Groundbreaking for the $12.6 million Murrow Hall Addition is slated for mid-May. This multistory facility will provide 24,022 square feet to the School of Communication and is scheduled for completion in June 2003. The project, which will bring the closure of the Green 2 parking lot between Thompson Hall and Morrill Hall, will provide:

? 25 faculty/graduate student offices

? a radio broadcasting and teaching laboratory

? a multimedia lecture hall seating 175

? research labs for measuring psycho/physiological responses to communications

? an administrative office suite, including workroom and conference room

? a television studio for broadcasting TV news and special productions

? a seminar room for upper-division graduate classes

? a computer terminal lab with 20 stations

There will also be minor renovations in the existing Murrow Hall.

The project will alleviate scheduled instructional space shortages, provide additional capacity for projected enrollment growth, and improve the quality of the instructional program.

Shock Physics
Construction will continue throughout the summer on the $12.4 million Shock Physics building. Groundbreaking for the project was Sept. 22, 2001, with the completion expected in 2003.

The new three-story building will give the institute some 33,300 gross square feet, three times more space than the institute has in Webster. There will be more laboratories and other facilities, including a new laser laboratory and a new high-pressure laboratory. As part of the project, some Webster Building classrooms and auditoriums also will be renovated. The new facility will house $5 million in research equipment funded through various agencies.
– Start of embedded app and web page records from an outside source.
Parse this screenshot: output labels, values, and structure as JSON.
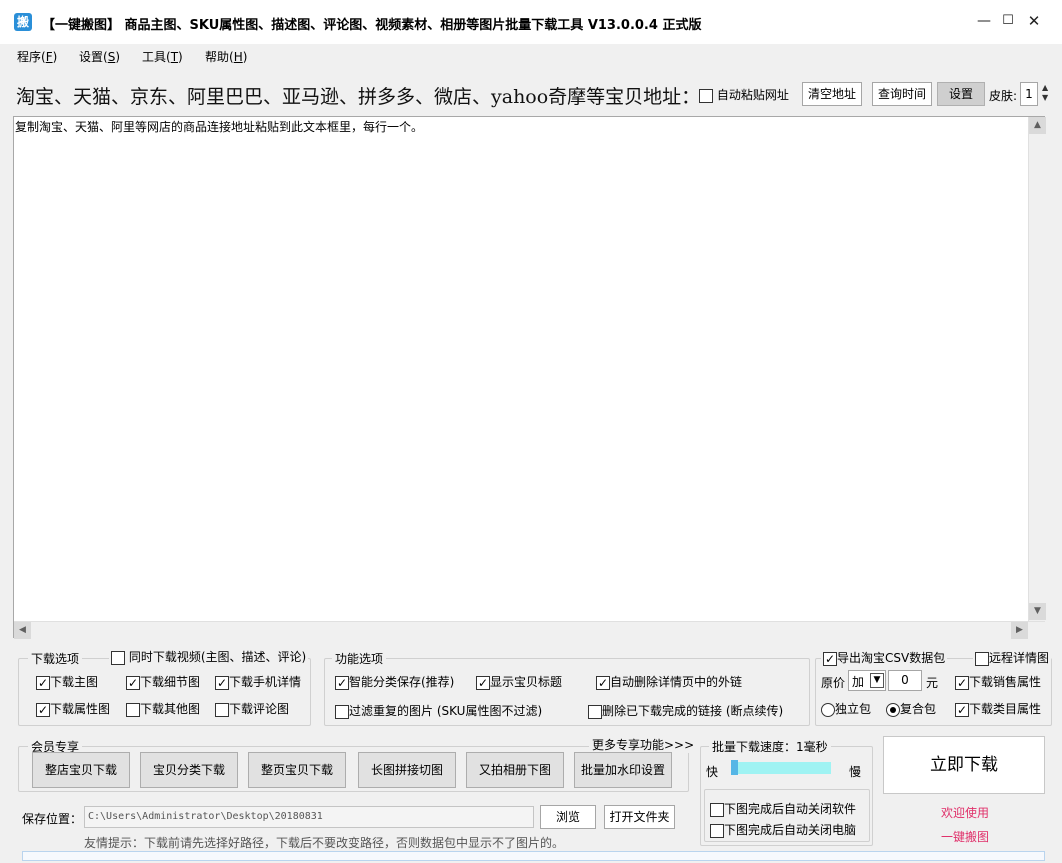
{
  "window": {
    "icon_glyph": "搬",
    "title": "【一键搬图】 商品主图、SKU属性图、描述图、评论图、视频素材、相册等图片批量下载工具 V13.0.0.4 正式版",
    "minimize": "—",
    "maximize": "☐",
    "close": "✕"
  },
  "menu": [
    {
      "label": "程序(",
      "key": "F",
      "end": ")"
    },
    {
      "label": "设置(",
      "key": "S",
      "end": ")"
    },
    {
      "label": "工具(",
      "key": "T",
      "end": ")"
    },
    {
      "label": "帮助(",
      "key": "H",
      "end": ")"
    }
  ],
  "header": {
    "title": "淘宝、天猫、京东、阿里巴巴、亚马逊、拼多多、微店、yahoo奇摩等宝贝地址：",
    "auto_paste": "自动粘贴网址",
    "clear": "清空地址",
    "query_time": "查询时间",
    "settings": "设置",
    "skin_label": "皮肤:",
    "skin_value": "1"
  },
  "textarea": {
    "text": "复制淘宝、天猫、阿里等网店的商品连接地址粘贴到此文本框里，每行一个。"
  },
  "download_options": {
    "title": "下载选项",
    "sync_video": {
      "label": "同时下载视频(主图、描述、评论)",
      "checked": false
    },
    "items": [
      {
        "label": "下载主图",
        "checked": true
      },
      {
        "label": "下载细节图",
        "checked": true
      },
      {
        "label": "下载手机详情",
        "checked": true
      },
      {
        "label": "下载属性图",
        "checked": true
      },
      {
        "label": "下载其他图",
        "checked": false
      },
      {
        "label": "下载评论图",
        "checked": false
      }
    ]
  },
  "function_options": {
    "title": "功能选项",
    "items": [
      {
        "label": "智能分类保存(推荐)",
        "checked": true
      },
      {
        "label": "显示宝贝标题",
        "checked": true
      },
      {
        "label": "自动删除详情页中的外链",
        "checked": true
      },
      {
        "label": "过滤重复的图片 (SKU属性图不过滤)",
        "checked": false
      },
      {
        "label": "删除已下载完成的链接 (断点续传)",
        "checked": false
      }
    ]
  },
  "csv": {
    "export": {
      "label": "导出淘宝CSV数据包",
      "checked": true
    },
    "remote_detail": {
      "label": "远程详情图",
      "checked": false
    },
    "price_label": "原价",
    "price_op": "加",
    "price_value": "0",
    "price_unit": "元",
    "sales_attr": {
      "label": "下载销售属性",
      "checked": true
    },
    "single_pkg": {
      "label": "独立包",
      "checked": false
    },
    "combo_pkg": {
      "label": "复合包",
      "checked": true
    },
    "category_attr": {
      "label": "下载类目属性",
      "checked": true
    }
  },
  "member": {
    "title": "会员专享",
    "more": "更多专享功能>>>",
    "buttons": [
      "整店宝贝下载",
      "宝贝分类下载",
      "整页宝贝下载",
      "长图拼接切图",
      "又拍相册下图",
      "批量加水印设置"
    ]
  },
  "speed": {
    "title": "批量下载速度：1毫秒",
    "fast": "快",
    "slow": "慢",
    "value_fraction": 0.0,
    "close_app": {
      "label": "下图完成后自动关闭软件",
      "checked": false
    },
    "shutdown": {
      "label": "下图完成后自动关闭电脑",
      "checked": false
    }
  },
  "save": {
    "label": "保存位置：",
    "path": "C:\\Users\\Administrator\\Desktop\\20180831",
    "browse": "浏览",
    "open_folder": "打开文件夹",
    "tip": "友情提示：下载前请先选择好路径，下载后不要改变路径，否则数据包中显示不了图片的。"
  },
  "download_now": "立即下载",
  "welcome": {
    "line1": "欢迎使用",
    "line2": "一键搬图"
  },
  "colors": {
    "welcome": "#e0306a",
    "speed_track": "#9ff3f3",
    "speed_thumb": "#55b6e6"
  }
}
The Office of Naval Research has awarded Shock Physics Institute and the Department of Physics a five-year, $5 million grant to establish a comprehensive, fundamental research program that will address the Navy?s long-term research objectives regarding the performance and safety of explosives and propellants. The program also has received a $10 million grant from the DOE to study the response of materials under shock-wave conditions, which will help the DOE determine the reliability of the nation?s nuclear stockpile in an age of nuclear test bans. Shock-wave research at WSU began in the late 1950s.
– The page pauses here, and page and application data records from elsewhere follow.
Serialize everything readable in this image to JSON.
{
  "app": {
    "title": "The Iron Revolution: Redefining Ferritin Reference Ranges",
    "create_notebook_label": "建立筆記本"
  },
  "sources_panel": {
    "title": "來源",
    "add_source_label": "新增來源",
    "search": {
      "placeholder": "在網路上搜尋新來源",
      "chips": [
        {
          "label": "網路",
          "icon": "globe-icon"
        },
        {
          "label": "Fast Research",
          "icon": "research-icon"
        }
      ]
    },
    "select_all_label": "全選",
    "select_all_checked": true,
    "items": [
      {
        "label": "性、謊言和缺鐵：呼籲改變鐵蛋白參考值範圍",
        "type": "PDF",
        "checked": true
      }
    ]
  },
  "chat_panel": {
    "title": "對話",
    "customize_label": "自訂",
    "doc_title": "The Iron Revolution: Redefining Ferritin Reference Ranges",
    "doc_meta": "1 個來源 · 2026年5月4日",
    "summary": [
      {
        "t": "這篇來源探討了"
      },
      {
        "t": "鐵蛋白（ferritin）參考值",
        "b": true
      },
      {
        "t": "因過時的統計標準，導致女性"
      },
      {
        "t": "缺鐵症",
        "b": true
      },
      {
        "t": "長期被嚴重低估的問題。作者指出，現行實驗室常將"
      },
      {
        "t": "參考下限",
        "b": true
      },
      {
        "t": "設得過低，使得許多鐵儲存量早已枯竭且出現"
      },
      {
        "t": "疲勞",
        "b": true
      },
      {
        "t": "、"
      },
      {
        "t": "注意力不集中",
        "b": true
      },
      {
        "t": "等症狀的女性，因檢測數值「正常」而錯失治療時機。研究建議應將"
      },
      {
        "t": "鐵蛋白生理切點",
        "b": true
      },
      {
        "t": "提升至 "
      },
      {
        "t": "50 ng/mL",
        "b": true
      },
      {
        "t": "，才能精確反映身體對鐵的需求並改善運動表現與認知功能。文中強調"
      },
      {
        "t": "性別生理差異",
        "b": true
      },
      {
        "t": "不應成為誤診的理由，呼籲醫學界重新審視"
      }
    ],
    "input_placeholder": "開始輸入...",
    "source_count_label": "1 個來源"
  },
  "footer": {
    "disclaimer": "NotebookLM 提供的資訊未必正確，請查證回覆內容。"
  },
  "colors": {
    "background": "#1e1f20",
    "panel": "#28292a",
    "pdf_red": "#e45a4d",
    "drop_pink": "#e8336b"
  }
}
Indoor Practice Facility
Construction of the indoor practice facility on South Fairways, which began last fall, will continue throughout the spring and summer. The facility consists of an air-inflated fabric structure over playing surfaces that will support practice for 14 of the 17 Cougar varsity sports. The primary surface will be a rubber floor for track and field practice. A rollout AstroTurf system will be used for other field sports such as football, soccer and baseball. The $6.2 million project is funded by private donations. It is expected to be completed by fall 2002.

For additional information on these and additional construction projects, click on the following link to the Capital Projects Web site.